Requirement - Return the lines below that carry the word "JSON".

(Recorded data)
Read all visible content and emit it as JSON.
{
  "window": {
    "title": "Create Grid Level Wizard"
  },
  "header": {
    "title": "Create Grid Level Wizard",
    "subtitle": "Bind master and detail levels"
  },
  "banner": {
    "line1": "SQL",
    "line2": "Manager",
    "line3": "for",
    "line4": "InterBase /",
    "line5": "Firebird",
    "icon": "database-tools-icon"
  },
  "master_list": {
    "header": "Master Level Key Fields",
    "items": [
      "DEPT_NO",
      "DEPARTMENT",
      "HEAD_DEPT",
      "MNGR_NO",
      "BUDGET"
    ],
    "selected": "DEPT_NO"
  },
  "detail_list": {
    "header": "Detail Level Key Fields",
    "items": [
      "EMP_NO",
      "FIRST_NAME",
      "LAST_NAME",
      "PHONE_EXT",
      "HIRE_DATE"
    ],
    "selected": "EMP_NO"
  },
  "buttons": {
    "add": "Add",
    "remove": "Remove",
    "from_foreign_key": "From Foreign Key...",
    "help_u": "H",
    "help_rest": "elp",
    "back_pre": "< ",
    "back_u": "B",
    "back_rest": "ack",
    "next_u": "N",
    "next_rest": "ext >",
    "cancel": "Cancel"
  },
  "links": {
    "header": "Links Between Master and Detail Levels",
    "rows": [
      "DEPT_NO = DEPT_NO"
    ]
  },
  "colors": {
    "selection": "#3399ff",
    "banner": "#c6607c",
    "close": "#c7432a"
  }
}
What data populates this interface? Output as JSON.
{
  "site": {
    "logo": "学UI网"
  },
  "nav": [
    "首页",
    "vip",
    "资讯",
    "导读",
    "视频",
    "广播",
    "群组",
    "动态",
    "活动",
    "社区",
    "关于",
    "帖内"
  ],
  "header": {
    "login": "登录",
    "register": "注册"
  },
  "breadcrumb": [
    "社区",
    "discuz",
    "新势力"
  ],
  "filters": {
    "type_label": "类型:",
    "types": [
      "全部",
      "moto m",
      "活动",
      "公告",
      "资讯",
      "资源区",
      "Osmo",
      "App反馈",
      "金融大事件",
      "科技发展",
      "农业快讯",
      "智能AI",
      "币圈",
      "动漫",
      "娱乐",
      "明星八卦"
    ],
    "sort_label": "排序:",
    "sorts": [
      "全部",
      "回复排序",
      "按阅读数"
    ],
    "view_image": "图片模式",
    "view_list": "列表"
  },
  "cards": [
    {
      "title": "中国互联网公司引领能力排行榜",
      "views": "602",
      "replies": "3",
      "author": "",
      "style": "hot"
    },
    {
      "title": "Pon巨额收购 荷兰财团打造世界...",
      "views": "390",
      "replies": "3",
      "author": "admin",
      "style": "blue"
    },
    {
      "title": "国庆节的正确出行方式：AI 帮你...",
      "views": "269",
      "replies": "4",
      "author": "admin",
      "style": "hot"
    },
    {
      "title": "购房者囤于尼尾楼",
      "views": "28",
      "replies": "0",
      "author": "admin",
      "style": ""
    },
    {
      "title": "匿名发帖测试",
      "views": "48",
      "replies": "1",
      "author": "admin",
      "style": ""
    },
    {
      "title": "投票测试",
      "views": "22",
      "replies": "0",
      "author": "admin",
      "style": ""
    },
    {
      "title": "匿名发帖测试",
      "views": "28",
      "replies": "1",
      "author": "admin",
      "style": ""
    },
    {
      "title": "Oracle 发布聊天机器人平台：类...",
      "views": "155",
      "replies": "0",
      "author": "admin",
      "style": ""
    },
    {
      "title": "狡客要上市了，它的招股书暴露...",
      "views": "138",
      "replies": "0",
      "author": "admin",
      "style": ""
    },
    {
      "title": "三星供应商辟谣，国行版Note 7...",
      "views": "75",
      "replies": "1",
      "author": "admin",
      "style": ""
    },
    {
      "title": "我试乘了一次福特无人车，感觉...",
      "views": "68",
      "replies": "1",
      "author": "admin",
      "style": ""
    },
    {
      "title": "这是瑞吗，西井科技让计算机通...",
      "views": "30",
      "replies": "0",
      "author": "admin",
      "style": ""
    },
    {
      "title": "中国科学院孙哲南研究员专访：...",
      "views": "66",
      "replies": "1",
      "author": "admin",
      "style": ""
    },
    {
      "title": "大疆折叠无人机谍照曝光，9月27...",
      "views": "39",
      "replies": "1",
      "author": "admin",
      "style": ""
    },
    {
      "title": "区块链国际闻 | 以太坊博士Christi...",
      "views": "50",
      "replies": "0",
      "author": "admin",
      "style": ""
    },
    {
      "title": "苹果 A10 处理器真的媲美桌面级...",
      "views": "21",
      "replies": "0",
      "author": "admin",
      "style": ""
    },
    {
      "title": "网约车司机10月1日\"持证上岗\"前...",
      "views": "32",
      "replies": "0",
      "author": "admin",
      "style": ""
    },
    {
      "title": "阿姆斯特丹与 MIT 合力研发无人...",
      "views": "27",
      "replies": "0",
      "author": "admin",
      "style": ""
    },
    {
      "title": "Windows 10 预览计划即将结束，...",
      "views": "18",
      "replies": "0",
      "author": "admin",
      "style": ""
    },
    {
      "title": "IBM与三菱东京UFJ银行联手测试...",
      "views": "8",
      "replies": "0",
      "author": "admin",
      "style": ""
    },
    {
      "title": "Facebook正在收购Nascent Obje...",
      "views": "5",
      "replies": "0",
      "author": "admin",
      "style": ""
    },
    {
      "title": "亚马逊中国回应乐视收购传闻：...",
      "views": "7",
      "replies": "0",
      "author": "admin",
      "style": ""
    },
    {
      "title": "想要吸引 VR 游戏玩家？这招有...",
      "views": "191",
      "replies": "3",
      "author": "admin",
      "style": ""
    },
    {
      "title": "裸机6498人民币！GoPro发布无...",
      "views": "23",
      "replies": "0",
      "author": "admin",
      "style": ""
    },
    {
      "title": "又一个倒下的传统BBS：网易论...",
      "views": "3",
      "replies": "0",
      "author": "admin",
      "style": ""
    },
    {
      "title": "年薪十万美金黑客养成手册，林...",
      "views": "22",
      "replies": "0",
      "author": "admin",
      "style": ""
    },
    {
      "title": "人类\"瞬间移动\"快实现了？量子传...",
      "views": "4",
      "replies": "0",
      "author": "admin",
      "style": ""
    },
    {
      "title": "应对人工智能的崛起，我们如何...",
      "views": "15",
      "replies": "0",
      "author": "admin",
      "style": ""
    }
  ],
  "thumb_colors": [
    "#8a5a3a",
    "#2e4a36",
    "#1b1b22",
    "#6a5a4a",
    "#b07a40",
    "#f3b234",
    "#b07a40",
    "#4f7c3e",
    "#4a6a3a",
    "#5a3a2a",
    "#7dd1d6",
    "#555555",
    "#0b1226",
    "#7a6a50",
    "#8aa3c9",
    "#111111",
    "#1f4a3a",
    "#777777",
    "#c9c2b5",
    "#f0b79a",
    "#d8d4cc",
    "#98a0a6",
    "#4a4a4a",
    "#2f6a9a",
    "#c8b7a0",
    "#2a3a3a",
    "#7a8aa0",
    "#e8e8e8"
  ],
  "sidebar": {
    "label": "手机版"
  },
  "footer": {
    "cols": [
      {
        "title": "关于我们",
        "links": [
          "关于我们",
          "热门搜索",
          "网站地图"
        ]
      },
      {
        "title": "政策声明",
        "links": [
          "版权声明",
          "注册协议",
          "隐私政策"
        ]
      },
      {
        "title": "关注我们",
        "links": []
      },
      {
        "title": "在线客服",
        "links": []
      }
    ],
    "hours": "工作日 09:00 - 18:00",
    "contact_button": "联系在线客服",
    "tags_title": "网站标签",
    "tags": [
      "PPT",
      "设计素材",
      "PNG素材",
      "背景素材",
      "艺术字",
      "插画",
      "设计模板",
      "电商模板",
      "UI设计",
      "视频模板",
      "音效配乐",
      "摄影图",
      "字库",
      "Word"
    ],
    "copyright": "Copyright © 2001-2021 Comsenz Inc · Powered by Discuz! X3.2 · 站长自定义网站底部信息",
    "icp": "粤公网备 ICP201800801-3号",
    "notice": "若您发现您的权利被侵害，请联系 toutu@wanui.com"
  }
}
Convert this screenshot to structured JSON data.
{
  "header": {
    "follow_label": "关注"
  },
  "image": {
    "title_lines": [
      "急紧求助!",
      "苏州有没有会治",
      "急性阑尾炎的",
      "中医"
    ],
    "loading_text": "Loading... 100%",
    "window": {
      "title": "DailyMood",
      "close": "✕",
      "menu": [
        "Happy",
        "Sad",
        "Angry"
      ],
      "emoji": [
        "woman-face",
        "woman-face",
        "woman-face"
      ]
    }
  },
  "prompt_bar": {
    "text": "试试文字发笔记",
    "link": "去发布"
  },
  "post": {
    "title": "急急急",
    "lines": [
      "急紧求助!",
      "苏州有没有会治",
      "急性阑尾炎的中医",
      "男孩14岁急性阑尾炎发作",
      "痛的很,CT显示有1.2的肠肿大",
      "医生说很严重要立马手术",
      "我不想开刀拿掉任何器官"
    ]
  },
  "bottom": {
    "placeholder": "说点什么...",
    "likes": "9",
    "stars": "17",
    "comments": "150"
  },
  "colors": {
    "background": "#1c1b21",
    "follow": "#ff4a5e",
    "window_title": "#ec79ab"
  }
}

Task output -
Read all visible content and emit it as JSON.
What data populates this interface? Output as JSON.
Convert this screenshot to structured JSON data.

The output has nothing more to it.